I was not a morning person. I couldn’t even form words until I’d had at least thirty minutes of wake-up time and two cups of coffee. Micah, on the other hand, woke up singing. This morning he had told me his predictions for the upcoming basketball season. I’d had no idea what he was saying, but I nodded and sipped my caffeine.
Getting myself dressed took more time, but it gave Micah a chance to play with his toys and pick out what he wanted me to pack him for lunch. He liked having choices. Most days we didn’t have many choices, but he still wanted to pick it out.
He hadn’t been late once all week, and neither had I. My new job was Tuesday through Saturday.

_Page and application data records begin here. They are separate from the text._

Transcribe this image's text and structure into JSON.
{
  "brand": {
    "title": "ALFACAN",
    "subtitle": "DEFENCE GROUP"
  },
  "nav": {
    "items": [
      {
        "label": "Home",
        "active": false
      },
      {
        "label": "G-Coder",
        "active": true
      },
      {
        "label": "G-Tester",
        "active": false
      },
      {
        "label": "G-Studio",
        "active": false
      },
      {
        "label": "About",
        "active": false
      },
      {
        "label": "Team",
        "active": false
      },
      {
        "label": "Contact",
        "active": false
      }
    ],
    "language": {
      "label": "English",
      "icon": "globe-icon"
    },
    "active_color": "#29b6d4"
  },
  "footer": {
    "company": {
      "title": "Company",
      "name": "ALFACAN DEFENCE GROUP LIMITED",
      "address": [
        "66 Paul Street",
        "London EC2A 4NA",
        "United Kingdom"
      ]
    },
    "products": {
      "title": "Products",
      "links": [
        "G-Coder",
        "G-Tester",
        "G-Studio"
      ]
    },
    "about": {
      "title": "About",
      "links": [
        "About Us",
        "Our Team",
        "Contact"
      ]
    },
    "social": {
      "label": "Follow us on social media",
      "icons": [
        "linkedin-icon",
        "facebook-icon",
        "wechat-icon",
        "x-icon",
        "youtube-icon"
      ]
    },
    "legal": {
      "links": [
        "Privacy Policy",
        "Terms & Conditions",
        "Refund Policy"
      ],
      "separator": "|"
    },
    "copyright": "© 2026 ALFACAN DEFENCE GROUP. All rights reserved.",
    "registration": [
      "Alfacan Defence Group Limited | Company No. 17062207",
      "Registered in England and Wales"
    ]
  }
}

Micah went to after-school care until five every day. The counselor at his school had told me about it. The cost was determined by my income, so it was much more affordable than a day care.
An added bonus was that several of the kids from his class went to after-school care too. So he enjoyed getting to play with his new friends. If it weren’t for the fact that I had to see the Falcos’ house every day, then this would all be perfect. But seeing Dustin’s house continually reminded me of the rejection that Micah didn’t deserve from people whose blood he shared.

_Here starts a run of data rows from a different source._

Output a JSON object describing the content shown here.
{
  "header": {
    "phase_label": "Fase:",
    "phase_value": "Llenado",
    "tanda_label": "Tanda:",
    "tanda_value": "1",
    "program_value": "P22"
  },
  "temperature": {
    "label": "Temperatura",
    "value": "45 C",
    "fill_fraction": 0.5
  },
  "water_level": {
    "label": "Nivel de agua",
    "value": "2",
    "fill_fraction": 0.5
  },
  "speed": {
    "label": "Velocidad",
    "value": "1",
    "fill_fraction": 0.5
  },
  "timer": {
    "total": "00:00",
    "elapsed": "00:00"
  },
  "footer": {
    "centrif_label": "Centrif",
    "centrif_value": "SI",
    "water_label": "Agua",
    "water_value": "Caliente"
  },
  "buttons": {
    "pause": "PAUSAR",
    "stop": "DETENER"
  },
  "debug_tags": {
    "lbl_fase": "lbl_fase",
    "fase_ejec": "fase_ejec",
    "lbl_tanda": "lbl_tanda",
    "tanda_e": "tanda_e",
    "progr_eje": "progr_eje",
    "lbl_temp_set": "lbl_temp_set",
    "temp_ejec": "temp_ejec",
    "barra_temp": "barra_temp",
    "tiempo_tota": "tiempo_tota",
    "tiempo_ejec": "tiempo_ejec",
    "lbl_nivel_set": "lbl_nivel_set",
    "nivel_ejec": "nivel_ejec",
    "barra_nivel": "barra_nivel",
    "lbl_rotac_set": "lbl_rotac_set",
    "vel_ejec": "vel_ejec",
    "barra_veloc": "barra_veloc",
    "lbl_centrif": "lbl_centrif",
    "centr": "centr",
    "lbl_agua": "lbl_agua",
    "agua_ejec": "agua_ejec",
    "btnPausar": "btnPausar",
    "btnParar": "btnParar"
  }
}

“Sienna . . . Roy?” a familiar voice said, breaking me out of my thoughts while I was sweeping up the hair from my last appointment. Lifting my head, I reminded myself that I was prepared for this. People were going to recognize me. Just because I had gone a week without being recognized (aside from Dewayne) didn’t mean it wasn’t going to happen eventually.
Amanda Hardy smiled at me as she tucked her long, shiny blond hair behind her ear. Her eyes sparkled with actual pleasure to see me. But then, that was Amanda. She’d been a year behind me in school, but her older brother, Marcus, was a close friend of Dewayne’s and I had gotten to know her through him. She had always been pretty, but she was gorgeous now. I hadn’t seen her since she was fifteen. The diamond on her left hand caught the sunlight. Not surprising that she was engaged. I imagine the guys around here had beaten down her door—that is, if they’d been able to get past Marcus.
I leaned the broom against my work station and walked over to where she stood at the receptionist desk. “Hello, Amanda,” I said.
She pulled her designer purse up on her arm and kept beaming at me like I was the lost ark and she’d found me. In my head I ran through the wealthy guys around here who could have afforded to put a ring on her finger. She was sweet, but she was also a princess. Always had been.
“I didn’t know you were back in town. And you’re working here? I can’t believe it. You were just gone. . . .” She stopped, and the sadness in her eyes reminded me that she had been close enough to the Falcos through Marcus that she remembered how painful that had been.
“My mother retired and moved to Florida. She gave me the house. I thought it was time I came home,” I explained. I had no idea what my parents had told people. I knew they hadn’t told them the truth. At least, I assumed they hadn’t. I feared they may have told other people what I’d heard my mother tell Dewayne. I hoped not.
Her pretty frown deepened, and the pity in her eyes put out the earlier twinkle. “I heard about your dad. I’m sorry.”
I nodded. I wasn’t sure what else to say. My anger at him was still there. He’d taken my son’s family away from him. The love Micah deserved had been stolen from him because of my father.